• ABOUT THIS EXERCISE
Only an exact retyping of all the entries counts as an answer.

══ EXTRACTED DATA

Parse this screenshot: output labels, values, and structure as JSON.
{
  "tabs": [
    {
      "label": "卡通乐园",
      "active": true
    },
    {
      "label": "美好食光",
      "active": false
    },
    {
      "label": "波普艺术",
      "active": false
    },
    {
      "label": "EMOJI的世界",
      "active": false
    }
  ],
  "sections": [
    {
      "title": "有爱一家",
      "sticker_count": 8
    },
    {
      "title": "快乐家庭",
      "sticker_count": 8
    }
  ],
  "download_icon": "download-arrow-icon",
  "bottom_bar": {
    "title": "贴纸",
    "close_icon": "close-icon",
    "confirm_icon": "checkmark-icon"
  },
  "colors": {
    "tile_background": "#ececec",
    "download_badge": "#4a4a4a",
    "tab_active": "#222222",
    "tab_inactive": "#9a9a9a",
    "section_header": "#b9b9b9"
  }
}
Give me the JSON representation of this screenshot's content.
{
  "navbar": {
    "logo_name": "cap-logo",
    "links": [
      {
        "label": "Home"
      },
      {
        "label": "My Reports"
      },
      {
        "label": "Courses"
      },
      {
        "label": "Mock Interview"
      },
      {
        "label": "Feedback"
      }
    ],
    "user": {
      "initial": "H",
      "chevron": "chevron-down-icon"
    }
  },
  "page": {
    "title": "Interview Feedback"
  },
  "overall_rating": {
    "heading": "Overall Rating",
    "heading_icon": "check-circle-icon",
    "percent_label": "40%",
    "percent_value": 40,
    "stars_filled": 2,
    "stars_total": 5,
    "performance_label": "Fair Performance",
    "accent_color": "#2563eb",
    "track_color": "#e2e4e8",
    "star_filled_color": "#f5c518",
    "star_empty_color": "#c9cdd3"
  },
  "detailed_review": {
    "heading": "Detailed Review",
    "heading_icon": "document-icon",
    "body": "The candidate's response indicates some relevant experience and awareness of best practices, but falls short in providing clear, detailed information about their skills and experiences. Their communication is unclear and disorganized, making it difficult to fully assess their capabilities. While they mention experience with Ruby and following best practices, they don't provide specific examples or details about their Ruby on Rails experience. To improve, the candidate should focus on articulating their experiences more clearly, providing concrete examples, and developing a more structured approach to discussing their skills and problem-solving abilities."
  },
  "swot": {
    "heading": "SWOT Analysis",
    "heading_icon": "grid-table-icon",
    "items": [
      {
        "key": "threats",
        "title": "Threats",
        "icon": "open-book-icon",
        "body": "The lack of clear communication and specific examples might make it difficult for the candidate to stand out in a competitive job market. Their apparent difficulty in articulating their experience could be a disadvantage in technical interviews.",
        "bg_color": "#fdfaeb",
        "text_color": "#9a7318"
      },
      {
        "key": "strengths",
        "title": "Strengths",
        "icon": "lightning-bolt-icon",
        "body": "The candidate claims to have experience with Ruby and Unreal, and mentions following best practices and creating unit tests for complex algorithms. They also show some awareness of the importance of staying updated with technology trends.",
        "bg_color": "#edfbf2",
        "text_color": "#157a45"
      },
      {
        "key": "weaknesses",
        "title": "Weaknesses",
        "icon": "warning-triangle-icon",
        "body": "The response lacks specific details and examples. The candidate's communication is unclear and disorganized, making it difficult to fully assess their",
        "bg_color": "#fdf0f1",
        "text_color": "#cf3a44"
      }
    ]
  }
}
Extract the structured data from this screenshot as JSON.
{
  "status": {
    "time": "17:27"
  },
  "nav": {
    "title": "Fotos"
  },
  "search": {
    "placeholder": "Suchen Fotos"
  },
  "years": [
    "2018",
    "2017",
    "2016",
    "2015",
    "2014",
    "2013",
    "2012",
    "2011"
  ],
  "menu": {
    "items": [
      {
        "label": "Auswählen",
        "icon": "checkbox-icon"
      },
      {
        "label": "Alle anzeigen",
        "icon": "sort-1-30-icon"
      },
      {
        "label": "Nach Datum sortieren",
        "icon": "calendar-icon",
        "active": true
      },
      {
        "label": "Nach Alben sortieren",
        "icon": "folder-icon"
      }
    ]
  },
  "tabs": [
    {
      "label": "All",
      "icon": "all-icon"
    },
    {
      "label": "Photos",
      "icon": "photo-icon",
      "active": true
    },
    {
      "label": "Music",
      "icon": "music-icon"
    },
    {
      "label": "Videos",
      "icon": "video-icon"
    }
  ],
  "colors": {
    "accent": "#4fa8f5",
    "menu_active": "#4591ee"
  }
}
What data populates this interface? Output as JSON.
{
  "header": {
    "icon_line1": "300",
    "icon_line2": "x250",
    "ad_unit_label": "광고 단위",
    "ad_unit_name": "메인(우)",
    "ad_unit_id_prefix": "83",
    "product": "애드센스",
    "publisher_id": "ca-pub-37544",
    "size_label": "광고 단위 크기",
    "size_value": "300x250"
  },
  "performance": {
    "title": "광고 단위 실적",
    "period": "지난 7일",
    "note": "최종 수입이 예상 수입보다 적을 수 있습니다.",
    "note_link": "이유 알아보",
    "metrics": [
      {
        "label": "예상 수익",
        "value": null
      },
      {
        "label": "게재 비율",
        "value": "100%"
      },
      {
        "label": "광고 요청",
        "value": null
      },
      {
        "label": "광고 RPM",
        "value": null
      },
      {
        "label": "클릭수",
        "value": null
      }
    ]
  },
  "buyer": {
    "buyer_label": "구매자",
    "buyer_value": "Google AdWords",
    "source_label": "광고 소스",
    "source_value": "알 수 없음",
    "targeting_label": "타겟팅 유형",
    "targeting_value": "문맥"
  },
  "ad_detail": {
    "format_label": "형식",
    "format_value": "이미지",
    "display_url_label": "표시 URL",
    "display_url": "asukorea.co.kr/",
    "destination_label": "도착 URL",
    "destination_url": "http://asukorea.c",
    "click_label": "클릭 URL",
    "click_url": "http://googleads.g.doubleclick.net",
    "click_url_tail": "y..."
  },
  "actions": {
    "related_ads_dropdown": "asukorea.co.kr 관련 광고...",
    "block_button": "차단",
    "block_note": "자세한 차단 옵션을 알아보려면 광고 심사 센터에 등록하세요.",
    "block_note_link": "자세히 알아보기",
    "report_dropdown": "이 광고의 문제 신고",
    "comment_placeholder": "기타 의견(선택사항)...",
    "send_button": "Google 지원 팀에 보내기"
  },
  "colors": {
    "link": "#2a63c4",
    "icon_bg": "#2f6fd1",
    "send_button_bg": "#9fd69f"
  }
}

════

• ANSWER BELOW
Parse this screenshot: output labels, values, and structure as JSON.
{
  "tabs": [
    {
      "label": "卡通乐园",
      "active": true
    },
    {
      "label": "美好食光",
      "active": false
    },
    {
      "label": "波普艺术",
      "active": false
    },
    {
      "label": "EMOJI的世界",
      "active": false
    }
  ],
  "sections": [
    {
      "title": "有爱一家",
      "sticker_count": 8
    },
    {
      "title": "快乐家庭",
      "sticker_count": 8
    }
  ],
  "download_icon": "download-arrow-icon",
  "bottom_bar": {
    "title": "贴纸",
    "close_icon": "close-icon",
    "confirm_icon": "checkmark-icon"
  },
  "colors": {
    "tile_background": "#ececec",
    "download_badge": "#4a4a4a",
    "tab_active": "#222222",
    "tab_inactive": "#9a9a9a",
    "section_header": "#b9b9b9"
  }
}
Give me the JSON representation of this screenshot's content.
{
  "navbar": {
    "logo_name": "cap-logo",
    "links": [
      {
        "label": "Home"
      },
      {
        "label": "My Reports"
      },
      {
        "label": "Courses"
      },
      {
        "label": "Mock Interview"
      },
      {
        "label": "Feedback"
      }
    ],
    "user": {
      "initial": "H",
      "chevron": "chevron-down-icon"
    }
  },
  "page": {
    "title": "Interview Feedback"
  },
  "overall_rating": {
    "heading": "Overall Rating",
    "heading_icon": "check-circle-icon",
    "percent_label": "40%",
    "percent_value": 40,
    "stars_filled": 2,
    "stars_total": 5,
    "performance_label": "Fair Performance",
    "accent_color": "#2563eb",
    "track_color": "#e2e4e8",
    "star_filled_color": "#f5c518",
    "star_empty_color": "#c9cdd3"
  },
  "detailed_review": {
    "heading": "Detailed Review",
    "heading_icon": "document-icon",
    "body": "The candidate's response indicates some relevant experience and awareness of best practices, but falls short in providing clear, detailed information about their skills and experiences. Their communication is unclear and disorganized, making it difficult to fully assess their capabilities. While they mention experience with Ruby and following best practices, they don't provide specific examples or details about their Ruby on Rails experience. To improve, the candidate should focus on articulating their experiences more clearly, providing concrete examples, and developing a more structured approach to discussing their skills and problem-solving abilities."
  },
  "swot": {
    "heading": "SWOT Analysis",
    "heading_icon": "grid-table-icon",
    "items": [
      {
        "key": "threats",
        "title": "Threats",
        "icon": "open-book-icon",
        "body": "The lack of clear communication and specific examples might make it difficult for the candidate to stand out in a competitive job market. Their apparent difficulty in articulating their experience could be a disadvantage in technical interviews.",
        "bg_color": "#fdfaeb",
        "text_color": "#9a7318"
      },
      {
        "key": "strengths",
        "title": "Strengths",
        "icon": "lightning-bolt-icon",
        "body": "The candidate claims to have experience with Ruby and Unreal, and mentions following best practices and creating unit tests for complex algorithms. They also show some awareness of the importance of staying updated with technology trends.",
        "bg_color": "#edfbf2",
        "text_color": "#157a45"
      },
      {
        "key": "weaknesses",
        "title": "Weaknesses",
        "icon": "warning-triangle-icon",
        "body": "The response lacks specific details and examples. The candidate's communication is unclear and disorganized, making it difficult to fully assess their",
        "bg_color": "#fdf0f1",
        "text_color": "#cf3a44"
      }
    ]
  }
}
Extract the structured data from this screenshot as JSON.
{
  "status": {
    "time": "17:27"
  },
  "nav": {
    "title": "Fotos"
  },
  "search": {
    "placeholder": "Suchen Fotos"
  },
  "years": [
    "2018",
    "2017",
    "2016",
    "2015",
    "2014",
    "2013",
    "2012",
    "2011"
  ],
  "menu": {
    "items": [
      {
        "label": "Auswählen",
        "icon": "checkbox-icon"
      },
      {
        "label": "Alle anzeigen",
        "icon": "sort-1-30-icon"
      },
      {
        "label": "Nach Datum sortieren",
        "icon": "calendar-icon",
        "active": true
      },
      {
        "label": "Nach Alben sortieren",
        "icon": "folder-icon"
      }
    ]
  },
  "tabs": [
    {
      "label": "All",
      "icon": "all-icon"
    },
    {
      "label": "Photos",
      "icon": "photo-icon",
      "active": true
    },
    {
      "label": "Music",
      "icon": "music-icon"
    },
    {
      "label": "Videos",
      "icon": "video-icon"
    }
  ],
  "colors": {
    "accent": "#4fa8f5",
    "menu_active": "#4591ee"
  }
}
What data populates this interface? Output as JSON.
{
  "header": {
    "icon_line1": "300",
    "icon_line2": "x250",
    "ad_unit_label": "광고 단위",
    "ad_unit_name": "메인(우)",
    "ad_unit_id_prefix": "83",
    "product": "애드센스",
    "publisher_id": "ca-pub-37544",
    "size_label": "광고 단위 크기",
    "size_value": "300x250"
  },
  "performance": {
    "title": "광고 단위 실적",
    "period": "지난 7일",
    "note": "최종 수입이 예상 수입보다 적을 수 있습니다.",
    "note_link": "이유 알아보",
    "metrics": [
      {
        "label": "예상 수익",
        "value": null
      },
      {
        "label": "게재 비율",
        "value": "100%"
      },
      {
        "label": "광고 요청",
        "value": null
      },
      {
        "label": "광고 RPM",
        "value": null
      },
      {
        "label": "클릭수",
        "value": null
      }
    ]
  },
  "buyer": {
    "buyer_label": "구매자",
    "buyer_value": "Google AdWords",
    "source_label": "광고 소스",
    "source_value": "알 수 없음",
    "targeting_label": "타겟팅 유형",
    "targeting_value": "문맥"
  },
  "ad_detail": {
    "format_label": "형식",
    "format_value": "이미지",
    "display_url_label": "표시 URL",
    "display_url": "asukorea.co.kr/",
    "destination_label": "도착 URL",
    "destination_url": "http://asukorea.c",
    "click_label": "클릭 URL",
    "click_url": "http://googleads.g.doubleclick.net",
    "click_url_tail": "y..."
  },
  "actions": {
    "related_ads_dropdown": "asukorea.co.kr 관련 광고...",
    "block_button": "차단",
    "block_note": "자세한 차단 옵션을 알아보려면 광고 심사 센터에 등록하세요.",
    "block_note_link": "자세히 알아보기",
    "report_dropdown": "이 광고의 문제 신고",
    "comment_placeholder": "기타 의견(선택사항)...",
    "send_button": "Google 지원 팀에 보내기"
  },
  "colors": {
    "link": "#2a63c4",
    "icon_bg": "#2f6fd1",
    "send_button_bg": "#9fd69f"
  }
}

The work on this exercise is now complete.